AB - Background: Juvenile idiopathic arthritis (JIA) comprises a poorlyunderstood group of chronic, childhood onset, autoimmune diseaseswith variable clinical presentations, outcomes and therapeuticresponses. Current laboratory tests are unable to flag those patientsat a higher risk of disease spread to multiple joints, who could benefitform earlier therapy to prevent joint damage. This study was focusedon profiling the synovial fluid (SF) proteome associated with diseaseextension from oligo- to polyarticular status by a difference gelelectrophoresis (DIGE) approach.Methods: To construct a discriminant model, SF samples from 55 JIApatients were analysed: 30 oligo-, 8 extended oligo- and 17polyarticular disease. Initial SF samples from each patient werelabeled with Cy dyes and subjected to protein separation by 2-DE. Theability to distinguish patients at risk of disease extension by a selectgroup of proteins was illustrated by multivariate analysis methods.Proteins over expressed with a two-fold difference between patientsubgroups were identified by MALDI-TOF. Specific antibodies wereused to validate putative biomarker expression in synovial fluid bywestern immunoblotting and in synovial membrane (SM) byimmunohistochemistry.Results: Samespots software analysis of SF gel scans was used tohighlight joint-specific proteins which were differentially expressedacross disease classifications. Hierarchical clustering based on theexpression levels of a previously selected set of 40 proteins matchedacross the three clinical subgroups segregates the extended oligoarticularpatients.

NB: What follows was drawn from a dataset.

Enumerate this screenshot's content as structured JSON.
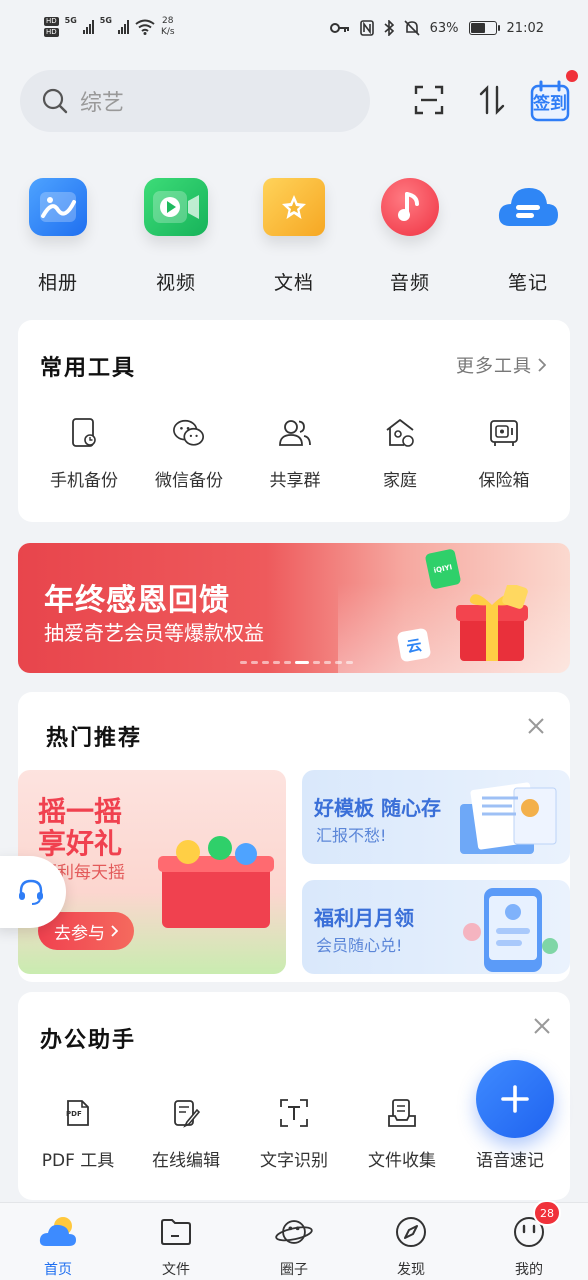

Proteolytic fragments of apolipoprotein AII, complementcomponent C3c and vitamin D binding protein were identified(P

KW - Proteomics

KW - Vitamin D binding protein

KW - Juvenile arthritis

KW - biomarker

UR - http://rheumatology.oxfordjournals.org/content/49/suppl_1/i86.full

U2 - 10.1093/rheumatology/keq724

DO - 10.1093/rheumatology/keq724

M3 - Conference contribution

VL - 49

SP - i86-i89

BT - Rheumatology

ER -

Gibson D, Pascoli L, McAllister C, Scaife C, Dunn M, Pennington S et al. Increased Vitamin D Binding Protein Expression in JIA Patients Suffering Disease Extension. In Rheumatology. 1 ed. Vol. 49. 2010. p. i86-i89 https://doi.org/10.1093/rheumatology/keq724